A trust is a structure where a trustee (an individual or a company) carries on business for the benefit of other people (the beneficiaries). It's set up through a formal trust deed which outlines how the trust will operate.

There are 2 main types of trusts:

  • discretionary trusts where the trustee decides how the profits will be distributed among the beneficiaries
  • unit trusts where the interest in the trust is divided into units, and the distribution of the profits is determined by the number of units a beneficiary holds.

A trust is not a separate legal entity. The trustee is legally responsible for the operation of the trust, and legally liable for the debts of the trust. Commonly however, the trustee is a company (a corporate trustee), which can reduce liability.

A trust can be tax effective due to the flexibility of its asset and income distribution. It can't distribute losses however, only profits.

The key features of a trust business structure are:

  • set up and operation can be expensive
  • it requires the trustee to undertake annual formal administrative tasks
  • it must have its own tax file number (TFN) and ABN
  • it must be registered for GST if its annual turnover exceeds $75,000
  • beneficiaries of the trust may be liable to make Pay As You Go (PAYG) instalments on distributions they receive
  • it must pay super for any employees.

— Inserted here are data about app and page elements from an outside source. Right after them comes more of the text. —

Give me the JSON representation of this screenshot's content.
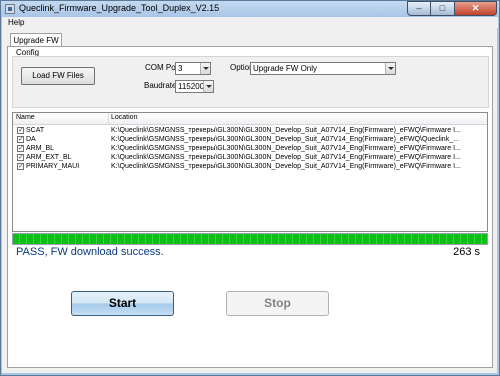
{
  "window": {
    "title": "Queclink_Firmware_Upgrade_Tool_Duplex_V2.15"
  },
  "menu": {
    "help": "Help"
  },
  "tabs": [
    {
      "label": "Upgrade FW"
    }
  ],
  "config": {
    "group_label": "Config",
    "load_button": "Load FW Files",
    "com_port_label": "COM Port:",
    "com_port_value": "3",
    "option_label": "Option:",
    "option_value": "Upgrade FW Only",
    "baudrate_label": "Baudrate:",
    "baudrate_value": "115200"
  },
  "files": {
    "columns": [
      "Name",
      "Location"
    ],
    "rows": [
      {
        "checked": true,
        "name": "SCAT",
        "location": "K:\\Queclink\\GSMGNSS_трекеры\\GL300N\\GL300N_Develop_Suit_A07V14_Eng(Firmware)_eFWQ\\Firmware I..."
      },
      {
        "checked": true,
        "name": "DA",
        "location": "K:\\Queclink\\GSMGNSS_трекеры\\GL300N\\GL300N_Develop_Suit_A07V14_Eng(Firmware)_eFWQ\\Queclink_..."
      },
      {
        "checked": true,
        "name": "ARM_BL",
        "location": "K:\\Queclink\\GSMGNSS_трекеры\\GL300N\\GL300N_Develop_Suit_A07V14_Eng(Firmware)_eFWQ\\Firmware I..."
      },
      {
        "checked": true,
        "name": "ARM_EXT_BL",
        "location": "K:\\Queclink\\GSMGNSS_трекеры\\GL300N\\GL300N_Develop_Suit_A07V14_Eng(Firmware)_eFWQ\\Firmware I..."
      },
      {
        "checked": true,
        "name": "PRIMARY_MAUI",
        "location": "K:\\Queclink\\GSMGNSS_трекеры\\GL300N\\GL300N_Develop_Suit_A07V14_Eng(Firmware)_eFWQ\\Firmware I..."
      }
    ]
  },
  "progress": {
    "percent": 100,
    "color": "#0fbe16"
  },
  "status": {
    "message": "PASS, FW download success.",
    "elapsed": "263 s",
    "color": "#0a3a80"
  },
  "actions": {
    "start": "Start",
    "stop": "Stop"
  }
}
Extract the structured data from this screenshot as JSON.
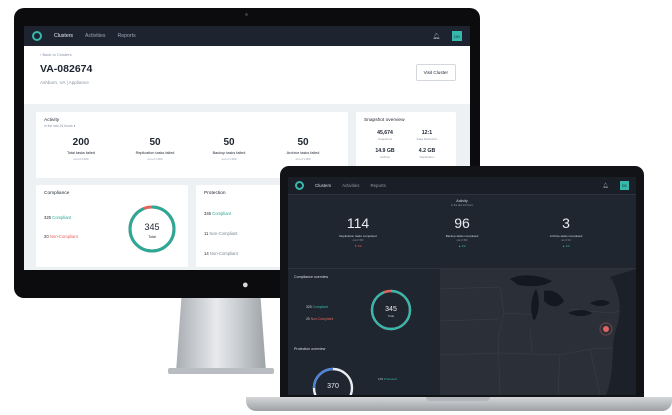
{
  "nav": {
    "links": [
      "Clusters",
      "Activities",
      "Reports"
    ],
    "avatar_initials": "DD"
  },
  "desktop": {
    "back_link": "Back to Clusters",
    "title": "VA-082674",
    "subtitle": "Ashburn, VA | Appliance",
    "visit_button": "Visit Cluster",
    "activity": {
      "title": "Activity",
      "sub": "in the last 24 hours",
      "stats": [
        {
          "value": "200",
          "label": "Total tasks failed",
          "of": "out of 4,000"
        },
        {
          "value": "50",
          "label": "Replication tasks failed",
          "of": "out of 1,000"
        },
        {
          "value": "50",
          "label": "Backup tasks failed",
          "of": "out of 1,000"
        },
        {
          "value": "50",
          "label": "Archive tasks failed",
          "of": "out of 1,000"
        }
      ]
    },
    "snapshot": {
      "title": "Snapshot overview",
      "items": [
        {
          "value": "45,674",
          "label": "Snapshots"
        },
        {
          "value": "12:1",
          "label": "Data Reduction"
        },
        {
          "value": "14.9 GB",
          "label": "Archive"
        },
        {
          "value": "4.2 GB",
          "label": "Replication"
        }
      ],
      "next_section": "Capacity"
    },
    "compliance": {
      "title": "Compliance",
      "compliant_count": "325",
      "compliant_label": "Compliant",
      "noncompliant_count": "20",
      "noncompliant_label": "Non-Compliant",
      "total": "345",
      "total_label": "Total",
      "compliant_fraction": 0.94
    },
    "protection": {
      "title": "Protection",
      "rows": [
        {
          "count": "345",
          "label": "Compliant"
        },
        {
          "count": "11",
          "label": "Non-Compliant"
        },
        {
          "count": "14",
          "label": "Non-Compliant"
        }
      ]
    }
  },
  "laptop": {
    "activity": {
      "title": "Activity",
      "sub": "in the last 24 hours",
      "stats": [
        {
          "value": "114",
          "label": "Replication tasks completed",
          "of": "out of 150",
          "trend": "▼ 2%"
        },
        {
          "value": "96",
          "label": "Backup tasks completed",
          "of": "out of 150",
          "trend": "▲ 4%"
        },
        {
          "value": "3",
          "label": "Archive tasks completed",
          "of": "out of 10",
          "trend": "▲ 1%"
        }
      ]
    },
    "compliance": {
      "title": "Compliance overview",
      "compliant_count": "325",
      "compliant_label": "Compliant",
      "noncompliant_count": "20",
      "noncompliant_label": "Non-Compliant",
      "total": "345",
      "total_label": "Total",
      "compliant_fraction": 0.94
    },
    "protection": {
      "title": "Protection overview",
      "total": "370",
      "row_count": "170",
      "row_label": "Protected"
    }
  },
  "colors": {
    "accent": "#37b8ad",
    "danger": "#e0645f",
    "nav_bg": "#1d2430"
  }
}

Before deciding on your business structure, it's important to get professional advice from a business adviser, solicitor or accountant. They can help you choose the structure that best suits your personal circumstances and business objectives.

Last updated: 19 April 2024